Oral Reasons for Approval of a Settlement: In the Matter of Mark Steven Rotstein and Equilibrium Partners Inc.







Citation: Re Rotstein, 2017 ONSEC 10
Date: 2017-04-11







RSO 1990, c S.5

- AND -






April 11, 2017





April 11, 2017





Timothy Moseley

- Chair of the Panel


Monica Kowal

- Vice-Chair


AnneMarie Ryan


- Commissioner


Yvonne B. Chisholm

- For Staff of the Commission


Evan Rankin (Student-at-law)






Larry Ritchie

- For the Respondents


Geoffrey Grove



Alexis Beale






The following reasons have been prepared for publication in the Ontario Securities Commission Bulletin, based on the reasons delivered orally in the hearing as edited and approved by the panel, to provide a public record.


Mr. Rotstein has admitted that he and his company Equilibrium Partners Inc. contravened subsections 25(1) and 25(3) of the Securities Act, RSO 1990, c S.5, by engaging in the business of trading in securities, and advising with respect to securities, without being registered.


While the parties have reached an agreement as to the sanctions that ought to be imposed, our obligation is to consider whether to approve the agreement, which is the product of negotiation between Staff and the Respondents.

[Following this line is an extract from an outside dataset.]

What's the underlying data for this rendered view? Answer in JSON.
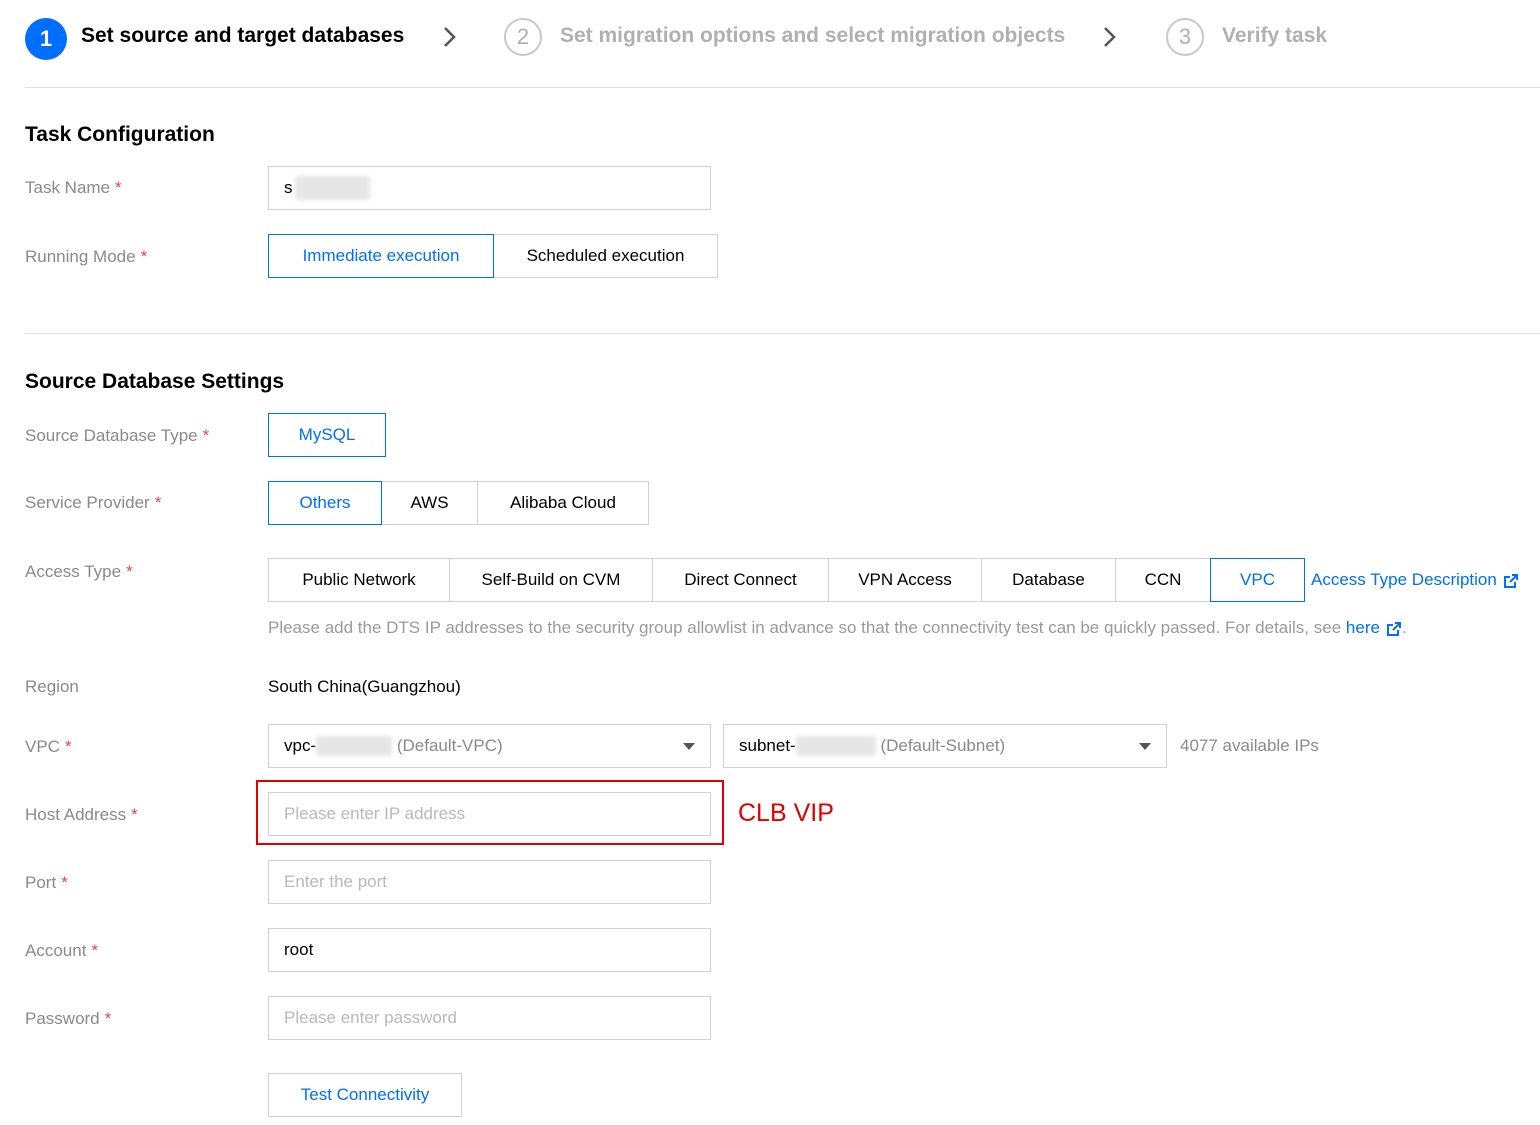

We must still be satisfied that the agreed-upon sanctions are appropriate in the circumstances, and that it would be in the public interest to approve the settlement and issue the order contemplated by the agreement. For the reasons that follow, we find that it is in the public interest to approve the settlement and to issue the requested order.


The Commission respects the negotiation process and accords significant deference to the resolution reached by the parties. This panel had the opportunity to meet with counsel for Staff and for the Respondents in a confidential conference. We reviewed the settlement agreement and we considered submissions from counsel. We wish to highlight the following.


Mr. Rotstein had been registered under the Securities Act for more than 15 years, until 2014. This is his third regulatory settlement in five years. In 2012, he settled with the Investment Industry Regulatory Organization of Canada (IIROC), admitting that he had, for over a decade, signed client names on account and investment documents, and had passed the signatures off as those of the clients. In 2014, he again settled with IIROC, admitting that he had entered a trade for a client without the client’s knowledge or authorization.


That brings us to the misconduct in this matter, which was serious. It brought the advising and trading that he and Equilibrium Partners Inc. conducted outside the protections of Ontario securities law. In addition, and like his past misconduct with respect to client signatures, Mr. Rotstein’s conduct was dishonest, in that he impersonated some clients when dealing with registrants. Underlying this misconduct was Mr. Rotstein’s mistaken assumption that he was doing his clients a favour. He wasn’t. They will be inconvenienced, and they were placed at greater risk.


Mr. Rotstein’s conduct over the years also suggests strongly that he saw the rules as an inconvenience, and that he has, or at least had, a clear disregard for securities regulation. That is an incorrect and dangerous attitude for anyone who wishes to participate in the capital markets, and it is especially concerning for someone who has had a career in those markets.


We do note that as it turned out, it does not appear that the respondents’ clients suffered any losses as a result of the misconduct. We also note that the respondents cooperated with Staff’s investigation, and that Mr. Rotstein acknowledges the seriousness of his misconduct, and expresses remorse.


Had this matter proceeded to a contested hearing, the respondents might very well have been subject to greater sanctions than those called for by this agreement. It is not uncommon for registrants and former registrants to be permanently barred from the capital markets for repeated dishonest conduct. While we consider the agreed-upon sanctions to be at the low end of the reasonable range, we do acknowledge that this proposed settlement resolves the proceeding with certainty and in an efficient way, saving the costs that would be incurred in a contested hearing against the Respondents.


Staff and the respondents submit that this proposed settlement is in the public interest, and we agree. For all these reasons, we approve the settlement agreement as requested and we will issue an order substantially in the form of Schedule ‘A’ to that agreement.


Dated at Toronto this 11th day of April, 2017.


" Timothy Moseley "
Timothy Moseley
" Monica Kowal "
Monica Kowal
" AnneMarie Ryan "
AnneMarie Ryan